I have started a memory group for folk where I live based on the Japanese model of using the three R’s (Reading Writing and Arithmetic) with amazing results.

The spiritual never dies I have no fear of the future I know exactly what lies ahead.

For me my Dementia is an unexpected gift, a wonderful opportunity and great privilege.

My husband was a great supporter until he died unexpectedly 7 years ago but I have a wonderful family, 3 married children in various parts of the world My networked computer is my back up brain I can’t manage the phone but I can do emails and Facebook as they have visual clues.

My father had dementia so I understand a carers perspective too Where I now live there are many who walk this path and I am always learning and finding new ways to also help others cope.  My son  set up my website gloriousopportunity.org and makes my educative films which are all available there to anyone.

There are no rainbows without rain!

Jennifer Bute © 2018

Please make a donation to DAI, so we can continue to support members like Jennifer.

Hello, my name is Maria Turner

On day eight of DAI’s World Alzheimer‚Äôs Month #WAM2018¬†series of #Hello my name is blogs, we share one of our USA members stories of living with dementia, and the presentation she made on Day two of the ADI confernce recently with her amazing son Rhys Dalton.

Thank you Maria and Rhys for allowing DAI to publish this during September to help us raise awareness. Together with Rhy’s fiance Kayla, you are an awesome team, and we love and are inspired daily by you all.

This is an example of Maria using her voice. Their full speech notes are available here…

Mother and Son: The Impact of Younger Onset Dementia (YOD)
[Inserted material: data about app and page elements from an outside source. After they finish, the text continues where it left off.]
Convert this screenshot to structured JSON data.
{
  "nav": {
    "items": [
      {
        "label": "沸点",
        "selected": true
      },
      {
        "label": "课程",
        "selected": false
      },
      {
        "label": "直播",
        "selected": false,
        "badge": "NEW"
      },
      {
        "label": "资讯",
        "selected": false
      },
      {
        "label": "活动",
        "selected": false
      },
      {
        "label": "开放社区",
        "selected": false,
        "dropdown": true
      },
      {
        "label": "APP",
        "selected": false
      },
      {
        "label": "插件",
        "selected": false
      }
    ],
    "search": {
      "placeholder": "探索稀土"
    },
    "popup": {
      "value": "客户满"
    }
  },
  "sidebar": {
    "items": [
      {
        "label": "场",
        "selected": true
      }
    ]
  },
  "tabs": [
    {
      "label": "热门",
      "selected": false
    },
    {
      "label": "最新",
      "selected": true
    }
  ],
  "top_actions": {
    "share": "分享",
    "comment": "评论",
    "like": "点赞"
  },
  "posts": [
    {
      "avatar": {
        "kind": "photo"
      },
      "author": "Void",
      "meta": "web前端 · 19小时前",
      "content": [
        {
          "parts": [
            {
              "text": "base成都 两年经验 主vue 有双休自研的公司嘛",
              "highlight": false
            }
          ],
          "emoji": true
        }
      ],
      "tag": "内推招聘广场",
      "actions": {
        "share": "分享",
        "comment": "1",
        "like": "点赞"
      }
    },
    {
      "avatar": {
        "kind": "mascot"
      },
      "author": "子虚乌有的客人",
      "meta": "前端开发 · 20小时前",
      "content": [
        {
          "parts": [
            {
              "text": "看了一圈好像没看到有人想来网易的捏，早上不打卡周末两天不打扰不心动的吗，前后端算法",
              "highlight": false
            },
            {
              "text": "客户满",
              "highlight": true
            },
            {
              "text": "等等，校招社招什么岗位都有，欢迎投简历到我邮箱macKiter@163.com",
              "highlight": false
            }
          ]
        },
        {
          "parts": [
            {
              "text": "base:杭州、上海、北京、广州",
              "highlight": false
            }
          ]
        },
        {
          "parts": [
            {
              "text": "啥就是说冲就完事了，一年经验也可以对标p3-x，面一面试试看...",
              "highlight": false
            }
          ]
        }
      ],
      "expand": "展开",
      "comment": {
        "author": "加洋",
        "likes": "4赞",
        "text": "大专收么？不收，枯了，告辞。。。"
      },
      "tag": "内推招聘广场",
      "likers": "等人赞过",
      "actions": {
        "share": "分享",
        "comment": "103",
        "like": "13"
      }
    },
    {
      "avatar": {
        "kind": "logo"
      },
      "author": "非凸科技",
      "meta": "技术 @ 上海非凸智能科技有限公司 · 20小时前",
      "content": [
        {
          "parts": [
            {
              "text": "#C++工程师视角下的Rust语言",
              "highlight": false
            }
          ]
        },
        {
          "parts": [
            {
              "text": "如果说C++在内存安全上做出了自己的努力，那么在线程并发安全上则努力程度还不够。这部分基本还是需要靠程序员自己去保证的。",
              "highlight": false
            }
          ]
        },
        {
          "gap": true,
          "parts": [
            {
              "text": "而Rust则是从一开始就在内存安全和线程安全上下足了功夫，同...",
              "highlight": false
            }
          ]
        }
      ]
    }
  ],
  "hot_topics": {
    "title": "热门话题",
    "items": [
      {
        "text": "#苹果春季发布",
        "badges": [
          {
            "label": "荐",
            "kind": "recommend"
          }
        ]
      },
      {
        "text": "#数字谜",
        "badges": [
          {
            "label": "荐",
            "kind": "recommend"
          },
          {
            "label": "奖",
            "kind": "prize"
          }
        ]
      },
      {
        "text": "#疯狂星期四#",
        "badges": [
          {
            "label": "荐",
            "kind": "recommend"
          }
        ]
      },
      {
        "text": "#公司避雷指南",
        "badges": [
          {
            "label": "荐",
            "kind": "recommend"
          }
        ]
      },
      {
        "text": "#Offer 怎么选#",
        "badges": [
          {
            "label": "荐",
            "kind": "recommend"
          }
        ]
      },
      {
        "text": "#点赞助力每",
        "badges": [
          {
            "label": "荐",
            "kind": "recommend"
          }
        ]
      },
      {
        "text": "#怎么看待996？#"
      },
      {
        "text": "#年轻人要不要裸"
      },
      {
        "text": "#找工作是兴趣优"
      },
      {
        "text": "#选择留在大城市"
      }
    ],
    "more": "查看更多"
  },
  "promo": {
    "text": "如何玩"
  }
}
Dementia Alliance International, Maria Turner & Rhys Dalton © 2018

Please donate to DAI, so we can continue to support members like Maria and her son Rhys.